■ **What the task asks**
Write the lines below out exactly, dropping each picture.

■ **Data shown**
######
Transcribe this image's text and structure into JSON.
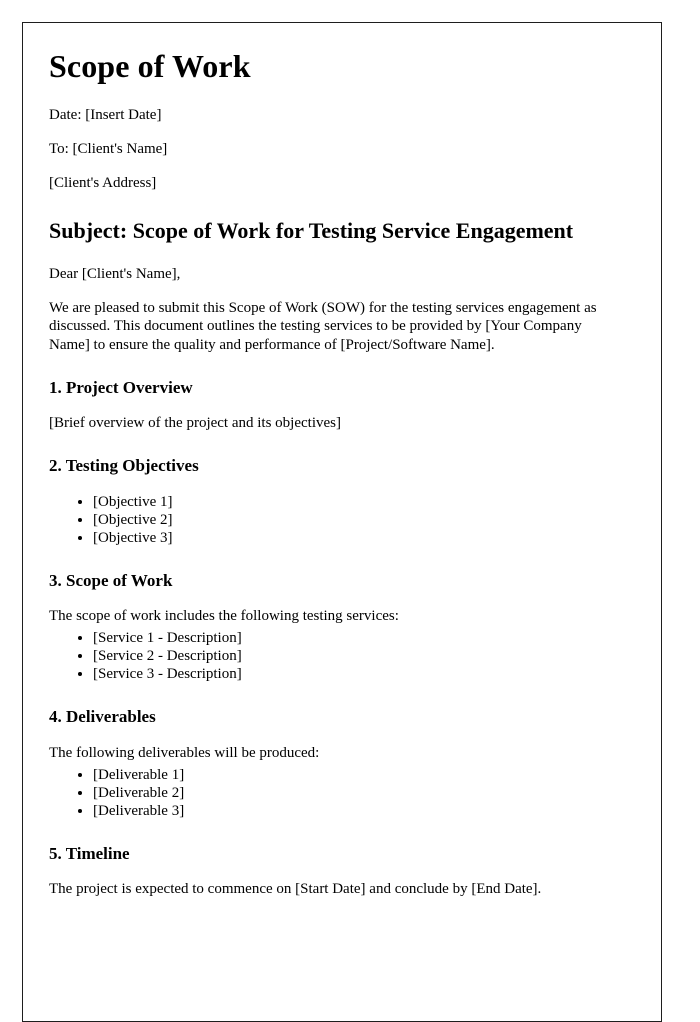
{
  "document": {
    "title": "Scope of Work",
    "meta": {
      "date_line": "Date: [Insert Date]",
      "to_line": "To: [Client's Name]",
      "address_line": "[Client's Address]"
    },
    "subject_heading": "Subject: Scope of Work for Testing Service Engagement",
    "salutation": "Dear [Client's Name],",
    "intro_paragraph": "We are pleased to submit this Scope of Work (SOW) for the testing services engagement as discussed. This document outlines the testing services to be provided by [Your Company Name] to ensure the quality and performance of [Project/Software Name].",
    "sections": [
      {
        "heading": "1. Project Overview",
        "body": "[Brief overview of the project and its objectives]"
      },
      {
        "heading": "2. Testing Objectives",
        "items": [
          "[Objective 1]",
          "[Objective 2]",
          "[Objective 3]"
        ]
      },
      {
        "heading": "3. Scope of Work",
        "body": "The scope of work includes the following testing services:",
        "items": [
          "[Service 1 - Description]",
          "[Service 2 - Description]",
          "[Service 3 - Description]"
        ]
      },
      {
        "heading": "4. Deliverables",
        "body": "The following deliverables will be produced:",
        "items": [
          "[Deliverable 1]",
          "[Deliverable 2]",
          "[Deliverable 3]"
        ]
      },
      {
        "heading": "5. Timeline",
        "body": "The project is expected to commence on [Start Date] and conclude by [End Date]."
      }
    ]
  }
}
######
■ **Written response**
Transcribe this image's text and structure into JSON.
{
  "document": {
    "title": "Scope of Work",
    "meta": {
      "date_line": "Date: [Insert Date]",
      "to_line": "To: [Client's Name]",
      "address_line": "[Client's Address]"
    },
    "subject_heading": "Subject: Scope of Work for Testing Service Engagement",
    "salutation": "Dear [Client's Name],",
    "intro_paragraph": "We are pleased to submit this Scope of Work (SOW) for the testing services engagement as discussed. This document outlines the testing services to be provided by [Your Company Name] to ensure the quality and performance of [Project/Software Name].",
    "sections": [
      {
        "heading": "1. Project Overview",
        "body": "[Brief overview of the project and its objectives]"
      },
      {
        "heading": "2. Testing Objectives",
        "items": [
          "[Objective 1]",
          "[Objective 2]",
          "[Objective 3]"
        ]
      },
      {
        "heading": "3. Scope of Work",
        "body": "The scope of work includes the following testing services:",
        "items": [
          "[Service 1 - Description]",
          "[Service 2 - Description]",
          "[Service 3 - Description]"
        ]
      },
      {
        "heading": "4. Deliverables",
        "body": "The following deliverables will be produced:",
        "items": [
          "[Deliverable 1]",
          "[Deliverable 2]",
          "[Deliverable 3]"
        ]
      },
      {
        "heading": "5. Timeline",
        "body": "The project is expected to commence on [Start Date] and conclude by [End Date]."
      }
    ]
  }
}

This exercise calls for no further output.